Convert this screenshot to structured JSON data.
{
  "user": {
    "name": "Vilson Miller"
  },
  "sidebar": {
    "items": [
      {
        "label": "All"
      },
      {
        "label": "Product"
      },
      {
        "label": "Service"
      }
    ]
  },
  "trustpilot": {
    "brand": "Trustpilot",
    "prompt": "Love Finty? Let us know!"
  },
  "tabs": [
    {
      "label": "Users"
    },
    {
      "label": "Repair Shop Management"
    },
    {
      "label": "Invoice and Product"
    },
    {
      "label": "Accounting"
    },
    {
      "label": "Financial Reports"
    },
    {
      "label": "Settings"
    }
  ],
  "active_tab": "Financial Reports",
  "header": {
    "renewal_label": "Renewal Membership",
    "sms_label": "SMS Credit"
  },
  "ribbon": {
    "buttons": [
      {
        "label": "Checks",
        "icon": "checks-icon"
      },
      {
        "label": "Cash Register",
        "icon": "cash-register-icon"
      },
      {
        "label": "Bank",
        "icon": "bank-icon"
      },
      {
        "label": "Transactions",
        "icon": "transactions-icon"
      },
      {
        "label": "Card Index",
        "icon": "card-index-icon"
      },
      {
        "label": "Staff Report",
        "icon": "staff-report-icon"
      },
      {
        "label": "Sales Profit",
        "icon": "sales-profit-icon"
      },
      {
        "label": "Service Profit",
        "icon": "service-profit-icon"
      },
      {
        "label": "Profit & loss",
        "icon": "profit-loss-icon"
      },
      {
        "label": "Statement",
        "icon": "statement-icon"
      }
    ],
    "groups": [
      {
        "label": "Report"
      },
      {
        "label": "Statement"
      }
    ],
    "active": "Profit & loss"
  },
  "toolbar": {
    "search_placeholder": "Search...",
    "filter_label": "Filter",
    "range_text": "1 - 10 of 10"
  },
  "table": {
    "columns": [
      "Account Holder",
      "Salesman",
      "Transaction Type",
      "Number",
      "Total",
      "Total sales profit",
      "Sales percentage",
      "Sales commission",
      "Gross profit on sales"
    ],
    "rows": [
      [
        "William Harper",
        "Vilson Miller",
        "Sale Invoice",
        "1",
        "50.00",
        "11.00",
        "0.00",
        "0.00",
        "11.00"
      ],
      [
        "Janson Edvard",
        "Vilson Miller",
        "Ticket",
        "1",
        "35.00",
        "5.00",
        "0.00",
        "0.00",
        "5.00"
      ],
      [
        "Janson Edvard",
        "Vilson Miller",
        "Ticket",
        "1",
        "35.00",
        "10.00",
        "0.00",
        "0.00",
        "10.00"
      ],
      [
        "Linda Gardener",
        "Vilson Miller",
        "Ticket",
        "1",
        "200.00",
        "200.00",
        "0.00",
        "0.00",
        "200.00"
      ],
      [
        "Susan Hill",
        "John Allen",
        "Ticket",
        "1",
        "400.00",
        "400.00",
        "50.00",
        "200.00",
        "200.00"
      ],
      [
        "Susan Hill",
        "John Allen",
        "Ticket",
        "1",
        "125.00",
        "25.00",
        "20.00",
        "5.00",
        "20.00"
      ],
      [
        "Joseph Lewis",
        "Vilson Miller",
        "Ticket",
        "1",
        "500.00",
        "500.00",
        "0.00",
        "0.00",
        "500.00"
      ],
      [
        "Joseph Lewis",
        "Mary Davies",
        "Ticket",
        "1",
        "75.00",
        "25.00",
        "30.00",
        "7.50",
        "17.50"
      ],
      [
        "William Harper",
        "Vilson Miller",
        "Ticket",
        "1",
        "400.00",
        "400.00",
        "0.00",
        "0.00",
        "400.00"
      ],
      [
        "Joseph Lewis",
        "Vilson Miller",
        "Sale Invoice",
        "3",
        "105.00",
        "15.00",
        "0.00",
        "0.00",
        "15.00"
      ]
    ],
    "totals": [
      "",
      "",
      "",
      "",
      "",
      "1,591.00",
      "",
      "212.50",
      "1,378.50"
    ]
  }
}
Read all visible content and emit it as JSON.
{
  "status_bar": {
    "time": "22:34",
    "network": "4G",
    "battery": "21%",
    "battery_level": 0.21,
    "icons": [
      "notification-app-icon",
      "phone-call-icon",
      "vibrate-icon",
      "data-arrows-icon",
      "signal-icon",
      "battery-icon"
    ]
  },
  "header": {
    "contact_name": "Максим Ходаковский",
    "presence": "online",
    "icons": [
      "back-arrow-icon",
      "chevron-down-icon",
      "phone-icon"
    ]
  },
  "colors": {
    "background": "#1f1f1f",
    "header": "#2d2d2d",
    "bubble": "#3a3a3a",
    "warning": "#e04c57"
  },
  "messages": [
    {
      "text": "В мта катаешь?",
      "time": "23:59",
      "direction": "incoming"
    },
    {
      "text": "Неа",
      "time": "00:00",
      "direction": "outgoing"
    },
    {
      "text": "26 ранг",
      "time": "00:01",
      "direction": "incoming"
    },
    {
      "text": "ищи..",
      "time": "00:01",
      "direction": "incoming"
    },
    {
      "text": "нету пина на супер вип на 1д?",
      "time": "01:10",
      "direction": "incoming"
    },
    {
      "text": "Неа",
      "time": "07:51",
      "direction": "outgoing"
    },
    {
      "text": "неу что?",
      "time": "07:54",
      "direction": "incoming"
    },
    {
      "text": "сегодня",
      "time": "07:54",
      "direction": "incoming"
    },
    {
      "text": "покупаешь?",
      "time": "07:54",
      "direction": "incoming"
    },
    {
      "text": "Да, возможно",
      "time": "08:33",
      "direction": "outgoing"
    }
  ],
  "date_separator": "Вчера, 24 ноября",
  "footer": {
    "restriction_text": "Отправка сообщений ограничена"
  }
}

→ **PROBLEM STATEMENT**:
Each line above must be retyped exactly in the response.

→ **TASK RESPONSE**:
Convert this screenshot to structured JSON data.
{
  "user": {
    "name": "Vilson Miller"
  },
  "sidebar": {
    "items": [
      {
        "label": "All"
      },
      {
        "label": "Product"
      },
      {
        "label": "Service"
      }
    ]
  },
  "trustpilot": {
    "brand": "Trustpilot",
    "prompt": "Love Finty? Let us know!"
  },
  "tabs": [
    {
      "label": "Users"
    },
    {
      "label": "Repair Shop Management"
    },
    {
      "label": "Invoice and Product"
    },
    {
      "label": "Accounting"
    },
    {
      "label": "Financial Reports"
    },
    {
      "label": "Settings"
    }
  ],
  "active_tab": "Financial Reports",
  "header": {
    "renewal_label": "Renewal Membership",
    "sms_label": "SMS Credit"
  },
  "ribbon": {
    "buttons": [
      {
        "label": "Checks",
        "icon": "checks-icon"
      },
      {
        "label": "Cash Register",
        "icon": "cash-register-icon"
      },
      {
        "label": "Bank",
        "icon": "bank-icon"
      },
      {
        "label": "Transactions",
        "icon": "transactions-icon"
      },
      {
        "label": "Card Index",
        "icon": "card-index-icon"
      },
      {
        "label": "Staff Report",
        "icon": "staff-report-icon"
      },
      {
        "label": "Sales Profit",
        "icon": "sales-profit-icon"
      },
      {
        "label": "Service Profit",
        "icon": "service-profit-icon"
      },
      {
        "label": "Profit & loss",
        "icon": "profit-loss-icon"
      },
      {
        "label": "Statement",
        "icon": "statement-icon"
      }
    ],
    "groups": [
      {
        "label": "Report"
      },
      {
        "label": "Statement"
      }
    ],
    "active": "Profit & loss"
  },
  "toolbar": {
    "search_placeholder": "Search...",
    "filter_label": "Filter",
    "range_text": "1 - 10 of 10"
  },
  "table": {
    "columns": [
      "Account Holder",
      "Salesman",
      "Transaction Type",
      "Number",
      "Total",
      "Total sales profit",
      "Sales percentage",
      "Sales commission",
      "Gross profit on sales"
    ],
    "rows": [
      [
        "William Harper",
        "Vilson Miller",
        "Sale Invoice",
        "1",
        "50.00",
        "11.00",
        "0.00",
        "0.00",
        "11.00"
      ],
      [
        "Janson Edvard",
        "Vilson Miller",
        "Ticket",
        "1",
        "35.00",
        "5.00",
        "0.00",
        "0.00",
        "5.00"
      ],
      [
        "Janson Edvard",
        "Vilson Miller",
        "Ticket",
        "1",
        "35.00",
        "10.00",
        "0.00",
        "0.00",
        "10.00"
      ],
      [
        "Linda Gardener",
        "Vilson Miller",
        "Ticket",
        "1",
        "200.00",
        "200.00",
        "0.00",
        "0.00",
        "200.00"
      ],
      [
        "Susan Hill",
        "John Allen",
        "Ticket",
        "1",
        "400.00",
        "400.00",
        "50.00",
        "200.00",
        "200.00"
      ],
      [
        "Susan Hill",
        "John Allen",
        "Ticket",
        "1",
        "125.00",
        "25.00",
        "20.00",
        "5.00",
        "20.00"
      ],
      [
        "Joseph Lewis",
        "Vilson Miller",
        "Ticket",
        "1",
        "500.00",
        "500.00",
        "0.00",
        "0.00",
        "500.00"
      ],
      [
        "Joseph Lewis",
        "Mary Davies",
        "Ticket",
        "1",
        "75.00",
        "25.00",
        "30.00",
        "7.50",
        "17.50"
      ],
      [
        "William Harper",
        "Vilson Miller",
        "Ticket",
        "1",
        "400.00",
        "400.00",
        "0.00",
        "0.00",
        "400.00"
      ],
      [
        "Joseph Lewis",
        "Vilson Miller",
        "Sale Invoice",
        "3",
        "105.00",
        "15.00",
        "0.00",
        "0.00",
        "15.00"
      ]
    ],
    "totals": [
      "",
      "",
      "",
      "",
      "",
      "1,591.00",
      "",
      "212.50",
      "1,378.50"
    ]
  }
}
Read all visible content and emit it as JSON.
{
  "status_bar": {
    "time": "22:34",
    "network": "4G",
    "battery": "21%",
    "battery_level": 0.21,
    "icons": [
      "notification-app-icon",
      "phone-call-icon",
      "vibrate-icon",
      "data-arrows-icon",
      "signal-icon",
      "battery-icon"
    ]
  },
  "header": {
    "contact_name": "Максим Ходаковский",
    "presence": "online",
    "icons": [
      "back-arrow-icon",
      "chevron-down-icon",
      "phone-icon"
    ]
  },
  "colors": {
    "background": "#1f1f1f",
    "header": "#2d2d2d",
    "bubble": "#3a3a3a",
    "warning": "#e04c57"
  },
  "messages": [
    {
      "text": "В мта катаешь?",
      "time": "23:59",
      "direction": "incoming"
    },
    {
      "text": "Неа",
      "time": "00:00",
      "direction": "outgoing"
    },
    {
      "text": "26 ранг",
      "time": "00:01",
      "direction": "incoming"
    },
    {
      "text": "ищи..",
      "time": "00:01",
      "direction": "incoming"
    },
    {
      "text": "нету пина на супер вип на 1д?",
      "time": "01:10",
      "direction": "incoming"
    },
    {
      "text": "Неа",
      "time": "07:51",
      "direction": "outgoing"
    },
    {
      "text": "неу что?",
      "time": "07:54",
      "direction": "incoming"
    },
    {
      "text": "сегодня",
      "time": "07:54",
      "direction": "incoming"
    },
    {
      "text": "покупаешь?",
      "time": "07:54",
      "direction": "incoming"
    },
    {
      "text": "Да, возможно",
      "time": "08:33",
      "direction": "outgoing"
    }
  ],
  "date_separator": "Вчера, 24 ноября",
  "footer": {
    "restriction_text": "Отправка сообщений ограничена"
  }
}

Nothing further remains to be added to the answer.